bogus West Coast sales to be included in the year-end sales cutoff test.]
4. Examination of subsequent cash receipts and inspection of shipping documents are the two most
common “alternative” procedures auditors apply when a confirmation cannot be obtained for a large
receivable. Another alternative procedure in such circumstances is simply to sit down with
appropriate client personnel and have a heart-to-heart discussion regarding the given receivable. The
purpose of this discussion would be to determine whether the client is aware of any unusual risks or
circumstances regarding the given receivable that have important audit implications.
Generally, a positive confirmation received from an independent third party, such as a client’s
customer, is considered to be more reliable than the evidence yielded by the alternative procedures
identified in the prior paragraph. For example, a deceitful audit client may “fake” shipping documents
and subsequent cash receipts to conceal the true nature of bogus sales transactions.
5. You will not find a reference to “insider trading” in the topical index to the professional auditing
standards. Nevertheless, insider trading is clearly an “illegal act” that may have significant
implications for a client and significant implications for the client’s independent audit firm. AU
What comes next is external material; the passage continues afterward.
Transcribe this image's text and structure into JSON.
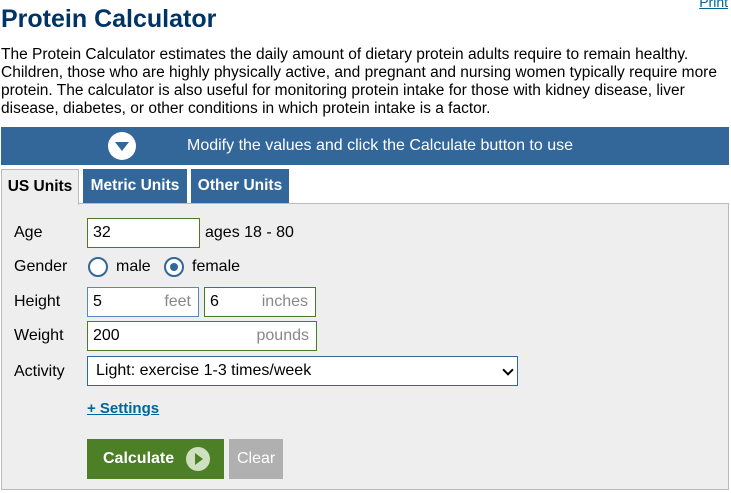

110 Case 2.3 Happiness Express, Inc.
Section 317 discusses at length auditors’ responsibilities regarding illegal acts perpetrated by a client.
AU 317.05 notes that auditors’ responsibilities for illegal acts that have a direct and material effect on
a client’s financial statements are the same as auditors’ responsibilities for misstatements caused by
error or fraud as described in AU Section 110. The principal focus of AU Section 317 is on illegal
acts that have a material but indirect effect on a client’s financial statements. AU 317.06 refers
specifically to insider trading as an example of an illegal act that may have such an effect on a client’s
According to AU 317.07, auditors “should be aware of the possibility that such illegal acts [those
having a material and indirect effect on financial statement amounts] may have occurred.” That
paragraph goes on to suggest that if specific information comes to the auditor’s attention that
provides evidence concerning the existence of such illegal acts, “the auditor should apply audit
procedures specifically directed to ascertaining whether an illegal act has occurred.”
In summary, I would suggest that “yes” auditors do have a responsibility to “consider” the
possibility that client executives have engaged in insider trading. Additionally, if they uncover
evidence suggesting that insider trading has occurred, auditors have a responsibility to investigate that
possibility. [AU Section 317 lists various audit procedures that can be used to investigate potential
This case examines an embezzlement scheme involving CapitalBanc Corporation, a publiclyowned bank holding company based in New York City. The principal operating unit of CapitalBanc
was Capital National Bank, a bank that had five branch offices scattered across the New York City
metropolitan area. CapitalBanc’s CEO, Carlos Cordova, embezzled at least $400,000 from the firm’s
177th Street Branch office. Cordova’s embezzlement was discovered after the bank was declared
insolvent in 1990 and taken over by the Federal Deposit Insurance Corporation (FDIC). Cordova
subsequently pleaded guilty to several counts of bank fraud.
In 1987, CapitalBanc retained Arthur Andersen to audit the financial statements to be included in
its 10-K. Ironically, Arthur Andersen selected the 177th Street Branch to perform a surprise year-end
cash count. When the auditors arrived, they discovered that $2.7 million, more than one-half of the
branch’s cash funds, were not accessible. Allegedly, those funds were segregated in a locked cabinet
within the branch’s main vault. According to branch personnel, three keys were required to unlock
the cabinet, one of which was in Cordova’s possession. Since Cordova was out of the country at the
time, the employees were unable to unlock the cabinet. After consulting with their superiors on the
audit engagement team, the Arthur Andersen auditors informed the branch’s personnel that they
would count the cash funds in the locked cabinet when Cordova returned.
Upon returning to New York City, Cordova had